Adventures of the Mind
Albert Einstein - Beyond Relativity
In the years following his early scientific breakthroughs, in many respects Albert Einstein’s influence beyond science became even more like that of a prophet as he spoke out on social and political issues. His circle of friends and associates beyond academia included royalty, in particular the Belgian’s royal family, and politicians, including Churchill and Roosevelt
It is perhaps difficult to appreciate today how big a celebrity he was back in the 1920s and 30s when every appearance and utterance was front page news. In particular he never held back his political and ethical views. Following WW1 and up until Adolf Hitler came to power he was a voice on the world stage advocating pacifism and demilitarisation. He was anti-nationalism and spoke out for there to be an international organisation, more powerful than the League of Nations which was set up after WW1. In fact, once Fascist and Communist dictatorships came to power in the 1930’s he advocated that such an organisation should have its own armed forces that could intervene and hold the peace between warring factions. How much Einstein influenced the birth of the United Nations, the international organisation embodied with such powers, is worth considering.
In March 1933 he and his wife Elsa escaped from Germany, just in time before his home was raided. He had accepted a post at Princeton University in the USA. However, the situation developing in Germany, with Hitler inspiring nationalistic fervour, the persecution of Jews and re-arming for war, his involvement in charitable causes, particularly in raising money to support the Jews in Europe, markedly increased, Quoting from Walter Isaacson,
‘These causes had become almost as important to him as his science. As he declared at one of the events, “Striving for social justice is the most valuable thing to do in life.”
Whilst what Einstein held most dear was the freedom of the individual to speak his mind on anything, he was nevertheless willing to change his point of view, which is the hallmark of a true scientist. He turned from pacifism to nations being armed for the defence of personal freedom. Although he was not part of the Manhattan Project assigned to build the first Atomic Bomb, he feared Hitler was building one and urged that America did the same. But once the bomb was invented he used all his influence to try and prevent its use. He failed. He also tried to persuade America to not develop the more powerful H-Bomb.

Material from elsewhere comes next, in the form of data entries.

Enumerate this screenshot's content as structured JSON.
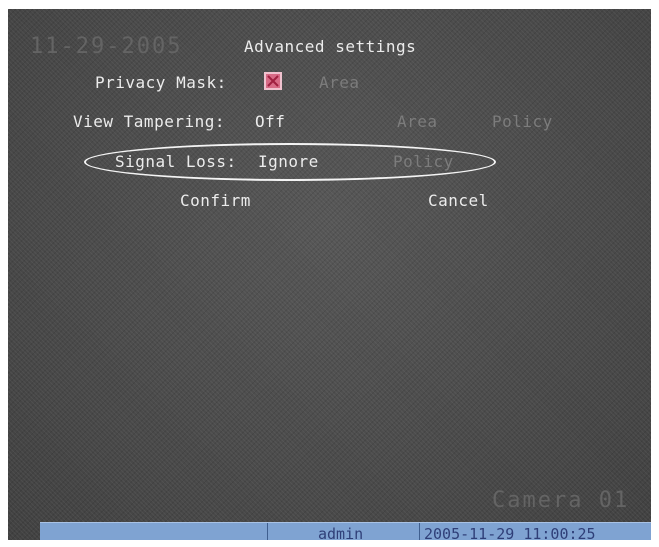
{
  "overlay": {
    "date_ghost": "11-29-2005",
    "camera_ghost": "Camera 01"
  },
  "dialog": {
    "title": "Advanced settings",
    "privacy_mask": {
      "label": "Privacy Mask:",
      "checked": true,
      "area_button": "Area"
    },
    "view_tampering": {
      "label": "View Tampering:",
      "value": "Off",
      "area_button": "Area",
      "policy_button": "Policy"
    },
    "signal_loss": {
      "label": "Signal Loss:",
      "value": "Ignore",
      "policy_button": "Policy",
      "highlighted": true
    },
    "confirm_button": "Confirm",
    "cancel_button": "Cancel"
  },
  "status_bar": {
    "user": "admin",
    "datetime": "2005-11-29 11:00:25"
  },
  "colors": {
    "osd_text": "#ececec",
    "disabled_text": "#7c7c7c",
    "checkbox": "#d86a86",
    "status_bar": "#7fa3d2",
    "status_text": "#2f3f78"
  }
}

‘For the remaining ten years of his life,’ writes Isaacson, ‘his passion for advocating a unified governing structure for the globe would rival that for finding a unified field theory that could govern all the forces of nature. Although distinct in most ways, both quests reflected his instincts for transcendent order. In addition, both would display Einstein’s willingness to be nonconformist, to be serenely secure in challenging prevailing attitudes.’
To conclude this adventure of the mind, which I began more out of intuition than anything more objective, I am more convinced than ever that the distinction between divine revelation and imagination or rather the relationship of one with the other, is a very intimate one. I still believe in the word of God, but will put more faith in those God has chosen as his mouthpieces here and now than those who wrote 5000 years ago. I also believe that the some of the greatest recipients of revelation have been those we currently call scientists, and the proof of this are the practical fruits born of those revelations and in the case of creation and evolution, the awe with which we view God’s handiwork and the desire to protect it.
But having said this about past writers, I recently attended an endowment session in the Preston Temple and as usual sat pondering the creation. Before leaving the celestial room I picked up a Bible and randomly opened it. The verses that caught my immediate attention were Ecclesiastes 8:16-17 which I quote omitting the line in verse 16 that is bracketed:
'When I applied mine heart to know wisdom, and to see the business that is done upon the Earth, I beheld all the work of God, that a man cannot find out the work that is done under the sun: because though a man labour to seek it out, yet he shall not find it; yea further; though a wise man think to know it, yet shall he not be able to find it.'
Nevertheless, you cannot blame man for trying so long as he is humble enough to acknowledge that God has many mysteries he still keeps to Himself.
Albert and second wife Elsa..
His political philosophy Isaacson summarised in two paragraphs:
‘Throughout his life, Einstein was consistent in the fundamental premises of his politics. Ever since his student days in Switzerland, he had supported socialist economic policies tempered by a strong instinct for individual freedom, personal autonomy, democratic institutions, and protection of liberties. He befriended many of the democratic socialist leaders in Britain and America, such as Bertrand Russell and Norman Thomas, and in 1949 he wrote an influential essay for the inaugural issue of the Monthly Review entitled, Why Socialism.
In it he argued that unrestrained capitalism produced great disparity of wealth, cycles of boom and depression, and festered levels of unemployment. The system encouraged selfishness instead of cooperation, and acquiring wealth rather than serving others. People were educated for careers rather than for a love of work and creativity. And political parties became corrupted by political contributions from owners of great capital.’
Looking back over the past fifty or more years the above reads like pure prophecy.